---- Information given

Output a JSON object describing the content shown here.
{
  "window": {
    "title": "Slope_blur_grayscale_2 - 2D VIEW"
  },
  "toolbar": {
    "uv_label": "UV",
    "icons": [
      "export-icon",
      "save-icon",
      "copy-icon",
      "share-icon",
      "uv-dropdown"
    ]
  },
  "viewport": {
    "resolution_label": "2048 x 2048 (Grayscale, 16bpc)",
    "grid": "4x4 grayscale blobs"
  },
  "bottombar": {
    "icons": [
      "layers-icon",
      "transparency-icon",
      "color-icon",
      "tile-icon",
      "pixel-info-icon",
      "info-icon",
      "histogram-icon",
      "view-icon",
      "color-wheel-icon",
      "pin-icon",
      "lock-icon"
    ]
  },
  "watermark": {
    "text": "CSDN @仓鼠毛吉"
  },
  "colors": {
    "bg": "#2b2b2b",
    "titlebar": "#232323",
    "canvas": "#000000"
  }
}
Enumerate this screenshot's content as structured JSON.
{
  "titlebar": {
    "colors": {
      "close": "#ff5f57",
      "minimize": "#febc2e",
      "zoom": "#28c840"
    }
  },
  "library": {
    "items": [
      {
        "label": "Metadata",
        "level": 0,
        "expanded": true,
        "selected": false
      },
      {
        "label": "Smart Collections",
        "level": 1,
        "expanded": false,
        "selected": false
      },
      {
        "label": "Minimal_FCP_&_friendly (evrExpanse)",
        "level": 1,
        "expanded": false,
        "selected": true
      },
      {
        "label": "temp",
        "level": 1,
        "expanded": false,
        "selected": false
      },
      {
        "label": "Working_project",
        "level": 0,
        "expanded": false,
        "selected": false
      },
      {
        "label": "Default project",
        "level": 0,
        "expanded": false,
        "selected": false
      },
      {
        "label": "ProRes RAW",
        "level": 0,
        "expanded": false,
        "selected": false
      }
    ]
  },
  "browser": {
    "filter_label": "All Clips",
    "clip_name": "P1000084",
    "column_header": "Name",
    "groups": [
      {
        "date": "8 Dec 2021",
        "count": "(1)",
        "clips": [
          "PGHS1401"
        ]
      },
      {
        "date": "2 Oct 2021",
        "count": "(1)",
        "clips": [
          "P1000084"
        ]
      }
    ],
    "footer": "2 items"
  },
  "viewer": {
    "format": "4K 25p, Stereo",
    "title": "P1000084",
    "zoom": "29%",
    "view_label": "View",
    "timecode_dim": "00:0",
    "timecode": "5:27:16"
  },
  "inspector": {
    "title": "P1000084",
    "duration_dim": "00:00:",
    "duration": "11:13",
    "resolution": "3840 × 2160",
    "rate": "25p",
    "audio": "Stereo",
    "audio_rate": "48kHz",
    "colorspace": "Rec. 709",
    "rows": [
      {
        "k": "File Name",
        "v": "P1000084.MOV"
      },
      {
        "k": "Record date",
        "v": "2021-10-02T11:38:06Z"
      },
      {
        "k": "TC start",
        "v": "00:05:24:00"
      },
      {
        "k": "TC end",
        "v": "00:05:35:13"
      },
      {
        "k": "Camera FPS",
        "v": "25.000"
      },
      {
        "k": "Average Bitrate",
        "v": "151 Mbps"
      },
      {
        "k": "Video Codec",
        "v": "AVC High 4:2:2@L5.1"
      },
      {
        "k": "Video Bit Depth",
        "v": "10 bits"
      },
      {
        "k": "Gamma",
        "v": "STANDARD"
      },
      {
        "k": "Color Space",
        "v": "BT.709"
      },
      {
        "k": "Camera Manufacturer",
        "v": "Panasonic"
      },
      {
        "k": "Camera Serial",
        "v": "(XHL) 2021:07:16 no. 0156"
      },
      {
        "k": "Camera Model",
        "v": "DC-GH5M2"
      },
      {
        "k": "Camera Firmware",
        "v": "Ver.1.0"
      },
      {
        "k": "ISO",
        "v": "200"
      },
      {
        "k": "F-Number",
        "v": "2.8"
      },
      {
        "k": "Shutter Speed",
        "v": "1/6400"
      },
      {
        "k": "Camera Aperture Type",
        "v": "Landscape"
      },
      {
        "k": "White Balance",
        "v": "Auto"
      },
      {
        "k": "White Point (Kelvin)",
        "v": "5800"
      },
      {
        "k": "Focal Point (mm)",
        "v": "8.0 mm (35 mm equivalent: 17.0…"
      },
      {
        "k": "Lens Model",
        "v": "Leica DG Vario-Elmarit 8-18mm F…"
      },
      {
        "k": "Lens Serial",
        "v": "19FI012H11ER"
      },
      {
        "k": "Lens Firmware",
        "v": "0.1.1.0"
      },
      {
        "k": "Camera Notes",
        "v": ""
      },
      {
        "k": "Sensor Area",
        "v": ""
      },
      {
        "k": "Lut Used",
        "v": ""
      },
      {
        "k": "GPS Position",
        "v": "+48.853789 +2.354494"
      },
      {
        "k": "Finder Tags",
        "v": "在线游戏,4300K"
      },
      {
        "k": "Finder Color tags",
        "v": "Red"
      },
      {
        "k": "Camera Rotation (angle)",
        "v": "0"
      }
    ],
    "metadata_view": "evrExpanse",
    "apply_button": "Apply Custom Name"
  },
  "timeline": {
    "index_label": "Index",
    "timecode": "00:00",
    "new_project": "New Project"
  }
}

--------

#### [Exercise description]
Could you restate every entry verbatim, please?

#### [Result for this exercise]
Output a JSON object describing the content shown here.
{
  "window": {
    "title": "Slope_blur_grayscale_2 - 2D VIEW"
  },
  "toolbar": {
    "uv_label": "UV",
    "icons": [
      "export-icon",
      "save-icon",
      "copy-icon",
      "share-icon",
      "uv-dropdown"
    ]
  },
  "viewport": {
    "resolution_label": "2048 x 2048 (Grayscale, 16bpc)",
    "grid": "4x4 grayscale blobs"
  },
  "bottombar": {
    "icons": [
      "layers-icon",
      "transparency-icon",
      "color-icon",
      "tile-icon",
      "pixel-info-icon",
      "info-icon",
      "histogram-icon",
      "view-icon",
      "color-wheel-icon",
      "pin-icon",
      "lock-icon"
    ]
  },
  "watermark": {
    "text": "CSDN @仓鼠毛吉"
  },
  "colors": {
    "bg": "#2b2b2b",
    "titlebar": "#232323",
    "canvas": "#000000"
  }
}
Enumerate this screenshot's content as structured JSON.
{
  "titlebar": {
    "colors": {
      "close": "#ff5f57",
      "minimize": "#febc2e",
      "zoom": "#28c840"
    }
  },
  "library": {
    "items": [
      {
        "label": "Metadata",
        "level": 0,
        "expanded": true,
        "selected": false
      },
      {
        "label": "Smart Collections",
        "level": 1,
        "expanded": false,
        "selected": false
      },
      {
        "label": "Minimal_FCP_&_friendly (evrExpanse)",
        "level": 1,
        "expanded": false,
        "selected": true
      },
      {
        "label": "temp",
        "level": 1,
        "expanded": false,
        "selected": false
      },
      {
        "label": "Working_project",
        "level": 0,
        "expanded": false,
        "selected": false
      },
      {
        "label": "Default project",
        "level": 0,
        "expanded": false,
        "selected": false
      },
      {
        "label": "ProRes RAW",
        "level": 0,
        "expanded": false,
        "selected": false
      }
    ]
  },
  "browser": {
    "filter_label": "All Clips",
    "clip_name": "P1000084",
    "column_header": "Name",
    "groups": [
      {
        "date": "8 Dec 2021",
        "count": "(1)",
        "clips": [
          "PGHS1401"
        ]
      },
      {
        "date": "2 Oct 2021",
        "count": "(1)",
        "clips": [
          "P1000084"
        ]
      }
    ],
    "footer": "2 items"
  },
  "viewer": {
    "format": "4K 25p, Stereo",
    "title": "P1000084",
    "zoom": "29%",
    "view_label": "View",
    "timecode_dim": "00:0",
    "timecode": "5:27:16"
  },
  "inspector": {
    "title": "P1000084",
    "duration_dim": "00:00:",
    "duration": "11:13",
    "resolution": "3840 × 2160",
    "rate": "25p",
    "audio": "Stereo",
    "audio_rate": "48kHz",
    "colorspace": "Rec. 709",
    "rows": [
      {
        "k": "File Name",
        "v": "P1000084.MOV"
      },
      {
        "k": "Record date",
        "v": "2021-10-02T11:38:06Z"
      },
      {
        "k": "TC start",
        "v": "00:05:24:00"
      },
      {
        "k": "TC end",
        "v": "00:05:35:13"
      },
      {
        "k": "Camera FPS",
        "v": "25.000"
      },
      {
        "k": "Average Bitrate",
        "v": "151 Mbps"
      },
      {
        "k": "Video Codec",
        "v": "AVC High 4:2:2@L5.1"
      },
      {
        "k": "Video Bit Depth",
        "v": "10 bits"
      },
      {
        "k": "Gamma",
        "v": "STANDARD"
      },
      {
        "k": "Color Space",
        "v": "BT.709"
      },
      {
        "k": "Camera Manufacturer",
        "v": "Panasonic"
      },
      {
        "k": "Camera Serial",
        "v": "(XHL) 2021:07:16 no. 0156"
      },
      {
        "k": "Camera Model",
        "v": "DC-GH5M2"
      },
      {
        "k": "Camera Firmware",
        "v": "Ver.1.0"
      },
      {
        "k": "ISO",
        "v": "200"
      },
      {
        "k": "F-Number",
        "v": "2.8"
      },
      {
        "k": "Shutter Speed",
        "v": "1/6400"
      },
      {
        "k": "Camera Aperture Type",
        "v": "Landscape"
      },
      {
        "k": "White Balance",
        "v": "Auto"
      },
      {
        "k": "White Point (Kelvin)",
        "v": "5800"
      },
      {
        "k": "Focal Point (mm)",
        "v": "8.0 mm (35 mm equivalent: 17.0…"
      },
      {
        "k": "Lens Model",
        "v": "Leica DG Vario-Elmarit 8-18mm F…"
      },
      {
        "k": "Lens Serial",
        "v": "19FI012H11ER"
      },
      {
        "k": "Lens Firmware",
        "v": "0.1.1.0"
      },
      {
        "k": "Camera Notes",
        "v": ""
      },
      {
        "k": "Sensor Area",
        "v": ""
      },
      {
        "k": "Lut Used",
        "v": ""
      },
      {
        "k": "GPS Position",
        "v": "+48.853789 +2.354494"
      },
      {
        "k": "Finder Tags",
        "v": "在线游戏,4300K"
      },
      {
        "k": "Finder Color tags",
        "v": "Red"
      },
      {
        "k": "Camera Rotation (angle)",
        "v": "0"
      }
    ],
    "metadata_view": "evrExpanse",
    "apply_button": "Apply Custom Name"
  },
  "timeline": {
    "index_label": "Index",
    "timecode": "00:00",
    "new_project": "New Project"
  }
}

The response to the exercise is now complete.